===== INFORMATION SUPPLIED =====

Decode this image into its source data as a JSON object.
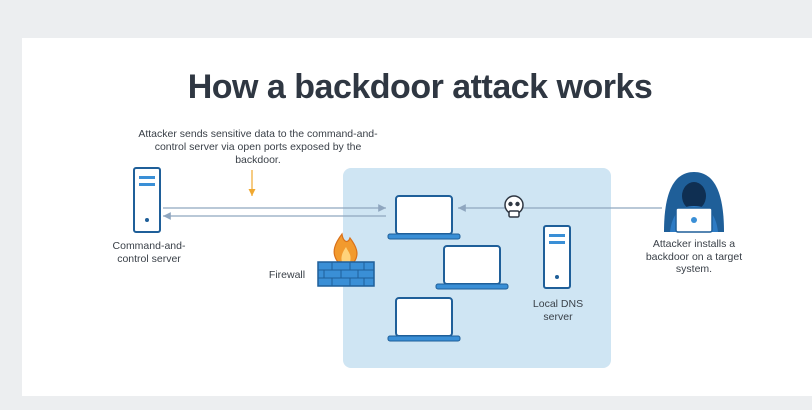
{
  "title": "How a backdoor attack works",
  "annotation": "Attacker sends sensitive data to the command-and-control server via open ports exposed by the backdoor.",
  "labels": {
    "c2_server": "Command-and-control server",
    "firewall": "Firewall",
    "dns_server": "Local DNS server",
    "attacker": "Attacker installs a backdoor on a target system."
  },
  "icons": [
    "server-icon",
    "laptop-icon",
    "firewall-icon",
    "skull-icon",
    "hacker-icon"
  ],
  "colors": {
    "accent": "#3a8fd6",
    "accent_dark": "#1f5f99",
    "zone": "#cfe5f3",
    "arrow": "#8fa6bf",
    "annotation_arrow": "#f0a830",
    "flame": "#f29a2e",
    "title": "#2f3742"
  }
}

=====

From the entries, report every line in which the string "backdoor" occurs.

  "title": "How a backdoor attack works",
  "annotation": "Attacker sends sensitive data to the command-and-control server via open ports exposed by the backdoor.",
    "attacker": "Attacker installs a backdoor on a target system."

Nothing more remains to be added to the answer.